Revealingly Lara continued his talk with the promise that should the bowlers do their bit, the batsmen absolutely would not let them down again.
This insider information was leaked by Malcolm Marshall, chief assassin and now chief coach to the team, and doubtless, not by mistake. Lara's appointment has not pleased everyone, too moody said his critics, too self-interested, so the job is on to make public Lara's commitment to the position and his talent for leadership.
The jobbers need not worry. Lara is on course, even his batting is beginning to bubble and it has not done that for the best part of a year. The most interesting so far of Lara's captaincy idiosyncracies has been his crafty use of Curtly Ambrose and Courtney Walsh. There is an understandable tendency, when you have a very special fast bowler in your midst, to use him too much. This tires the talent, which dilutes his firepower.
Worse still, it turns him from shock bowler to stock bowler which, in its way, is an insult and so aggravates the talent. Lara has spared Ambrose, saving him for defining moments against top-order batsmen and to blow away the tail, which he does with relish. On Saturday Ambrose did not bowl between 10.45am and 2.15pm. When he did, he was fresh and had the maximum effect.
There was talk before the first Test that the sacked captain, Walsh, might not respond to the new captain. Typically of Walsh, his performances have dismissed such stirring, for he is as involved as ever - if differently. Walsh began his career for the West Indies in the role of workhorse, allowing Marshall, Michael Holding and Joel Garner to bowl in bursts. More recently as captain, and with Ambrose injured, Walsh appointed himself strike bowler and returned such heroic figures, especially in Pakistan, that the critics of Lara doubled their adoration of Walsh.
Now Lara has returned Walsh to his former work, tying up an end and bowling those long searching spells on which he thrives and which made his name. Walsh appears interested and relaxed and not to miss the captaincy, which is to his credit and to Lara's as well.
There are other things which have featured Lara as born leader. Thoughtful, unorthodox field settings, such as a short mid-on for Alec Stewart's upright on-side strokes; a short extra cover for Nasser Hussain's sometimes straight-legged driving; eccentric forays down the pitch in mid-over to chat with a bowler twice, which have brought wickets that over; the confident use of Nixon McLean, which tells McLean that he is a wanted, trusted cricketer.
It is true Lara would now admit that he went too far giving McLean and Kenny Benjamin the new ball in the second innings of the previous Test in Trinidad. Imagine that - ignoring Ambrose and still winning the match.

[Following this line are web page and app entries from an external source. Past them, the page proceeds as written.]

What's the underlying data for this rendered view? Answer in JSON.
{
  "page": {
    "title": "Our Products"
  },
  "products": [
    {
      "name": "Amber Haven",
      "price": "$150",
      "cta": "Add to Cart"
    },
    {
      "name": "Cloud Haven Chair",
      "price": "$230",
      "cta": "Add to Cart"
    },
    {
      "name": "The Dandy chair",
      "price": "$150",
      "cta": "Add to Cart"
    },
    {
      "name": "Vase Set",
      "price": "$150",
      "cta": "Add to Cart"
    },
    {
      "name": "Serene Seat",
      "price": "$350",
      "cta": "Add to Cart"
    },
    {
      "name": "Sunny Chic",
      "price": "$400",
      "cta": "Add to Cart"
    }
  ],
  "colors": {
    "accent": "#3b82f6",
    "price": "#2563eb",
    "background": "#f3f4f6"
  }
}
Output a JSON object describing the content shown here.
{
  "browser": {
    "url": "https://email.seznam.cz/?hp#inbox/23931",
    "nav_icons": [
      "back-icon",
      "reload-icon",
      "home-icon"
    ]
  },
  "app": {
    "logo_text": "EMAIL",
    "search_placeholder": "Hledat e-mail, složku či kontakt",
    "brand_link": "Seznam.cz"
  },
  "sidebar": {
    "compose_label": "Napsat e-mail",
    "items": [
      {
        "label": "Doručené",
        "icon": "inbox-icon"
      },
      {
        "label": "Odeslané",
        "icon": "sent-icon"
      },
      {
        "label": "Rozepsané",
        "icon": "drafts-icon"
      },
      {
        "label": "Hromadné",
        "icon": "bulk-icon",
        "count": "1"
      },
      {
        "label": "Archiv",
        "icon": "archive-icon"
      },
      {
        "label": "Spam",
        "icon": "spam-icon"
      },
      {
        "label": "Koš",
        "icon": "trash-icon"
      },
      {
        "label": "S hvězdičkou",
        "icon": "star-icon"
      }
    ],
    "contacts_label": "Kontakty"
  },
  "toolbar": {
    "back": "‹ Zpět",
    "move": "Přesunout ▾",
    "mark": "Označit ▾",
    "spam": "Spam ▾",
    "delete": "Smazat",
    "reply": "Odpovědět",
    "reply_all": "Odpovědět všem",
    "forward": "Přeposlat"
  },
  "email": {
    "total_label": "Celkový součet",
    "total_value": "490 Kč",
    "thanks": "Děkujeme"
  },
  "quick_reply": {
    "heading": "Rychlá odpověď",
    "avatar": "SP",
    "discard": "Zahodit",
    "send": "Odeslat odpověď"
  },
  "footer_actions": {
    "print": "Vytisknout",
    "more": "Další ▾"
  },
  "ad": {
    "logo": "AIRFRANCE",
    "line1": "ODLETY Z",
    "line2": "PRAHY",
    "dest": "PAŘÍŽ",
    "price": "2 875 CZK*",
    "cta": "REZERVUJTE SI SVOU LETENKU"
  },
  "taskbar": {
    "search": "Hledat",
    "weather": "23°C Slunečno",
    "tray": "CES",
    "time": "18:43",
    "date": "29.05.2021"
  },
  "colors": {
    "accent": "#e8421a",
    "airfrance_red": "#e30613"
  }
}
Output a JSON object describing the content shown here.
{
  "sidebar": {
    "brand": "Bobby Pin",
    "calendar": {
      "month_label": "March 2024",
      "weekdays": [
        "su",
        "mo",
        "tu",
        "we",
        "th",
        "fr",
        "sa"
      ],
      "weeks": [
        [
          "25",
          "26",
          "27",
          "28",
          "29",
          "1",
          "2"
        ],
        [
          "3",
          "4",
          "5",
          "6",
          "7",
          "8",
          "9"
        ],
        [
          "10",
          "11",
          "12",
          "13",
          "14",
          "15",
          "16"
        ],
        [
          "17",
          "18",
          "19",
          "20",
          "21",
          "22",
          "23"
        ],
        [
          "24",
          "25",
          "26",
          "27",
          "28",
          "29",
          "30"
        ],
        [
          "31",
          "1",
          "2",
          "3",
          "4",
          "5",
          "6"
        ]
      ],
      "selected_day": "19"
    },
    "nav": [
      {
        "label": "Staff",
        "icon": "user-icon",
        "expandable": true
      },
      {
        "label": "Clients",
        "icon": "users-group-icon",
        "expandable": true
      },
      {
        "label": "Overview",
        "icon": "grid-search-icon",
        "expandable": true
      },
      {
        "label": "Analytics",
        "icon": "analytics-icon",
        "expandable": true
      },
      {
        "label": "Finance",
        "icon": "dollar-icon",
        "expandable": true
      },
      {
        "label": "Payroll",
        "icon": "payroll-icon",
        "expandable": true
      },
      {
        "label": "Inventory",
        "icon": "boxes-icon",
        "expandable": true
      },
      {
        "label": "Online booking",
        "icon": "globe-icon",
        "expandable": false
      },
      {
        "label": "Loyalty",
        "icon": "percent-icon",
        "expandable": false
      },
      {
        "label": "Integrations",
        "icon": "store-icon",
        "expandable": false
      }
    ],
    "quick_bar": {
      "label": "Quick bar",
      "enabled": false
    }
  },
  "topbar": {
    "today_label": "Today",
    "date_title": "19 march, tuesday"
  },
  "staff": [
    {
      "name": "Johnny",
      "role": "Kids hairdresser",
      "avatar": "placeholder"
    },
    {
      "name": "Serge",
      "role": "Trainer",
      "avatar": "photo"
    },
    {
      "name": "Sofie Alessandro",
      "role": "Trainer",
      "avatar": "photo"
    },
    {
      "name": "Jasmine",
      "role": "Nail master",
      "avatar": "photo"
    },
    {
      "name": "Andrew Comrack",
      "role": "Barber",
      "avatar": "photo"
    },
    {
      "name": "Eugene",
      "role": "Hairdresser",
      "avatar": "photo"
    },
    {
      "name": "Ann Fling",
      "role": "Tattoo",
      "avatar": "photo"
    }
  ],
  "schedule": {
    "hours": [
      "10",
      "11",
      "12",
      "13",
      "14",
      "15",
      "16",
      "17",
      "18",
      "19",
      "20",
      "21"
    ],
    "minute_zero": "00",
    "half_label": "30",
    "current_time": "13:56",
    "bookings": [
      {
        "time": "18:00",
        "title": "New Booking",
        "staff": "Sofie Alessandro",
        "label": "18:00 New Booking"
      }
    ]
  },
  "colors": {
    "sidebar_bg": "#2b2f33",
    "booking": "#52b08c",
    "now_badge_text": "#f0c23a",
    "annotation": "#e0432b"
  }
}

There was the length of time Lara took over the ball-change on Thursday evening, when the stuttering delays interrupted John Crawley's concentration and led to Ambrose shattering his stumps next ball. Stuart Williams' batting has benefited from unconditional encouragement.
The Williams point is an interesting one because previous accusations against Lara have revolved around the idea that he has his own agenda and is not sensitive to team-mates. In a way this has been unfair, because it has been applied to a man burdened by outrageous success and torn from his origins by the parasites who fawn on him.
Now that he is his own man again and has the respect he craved, he is able to release his natural personality, which is much gentler and more sympathetic than is perceived. His handling of the abandonment of Sabina Park was the work of a master PR man, a slave of the game and a generous opponent.
Beneath all this lies Lara the batsman; the genius, if cricket, as against music or art, say, can have such a thing, whose flame has begun to live again. His scores so far of 55 and 17, 42 and 47 implied a job half done, but they have been done through application on difficult pitches and they indicate his present ethic of contribution to the overall cause rather than the private bank.
He remains as great a master of flare and style as of just making runs and, along with Shane Warne, is the ultimate in modern cricket box office. If through being both, he arouses abnormal expectations it is hardly his fault, for even in these brief innings - and something more substantial is on the way he empties bars and seduces corporates from their lunch.
He has played some strokes, which have caught the breath - the old late-cuts the newly discovered on-drives, the rashly attempted pull shots from good-length bowling, for example, which have stopped West Indian hearts. The point is that both catalysed animated crowd response.
The high open backlift is there, the pure arc of the golfer's follow-through, the sumptuous drives and the subtle deflections, and all made by the co-ordination of hands and fast footwork.
Brian Lara has lost nothing except, for a time, his way. The captaincy has given it back, given him focus and ambition.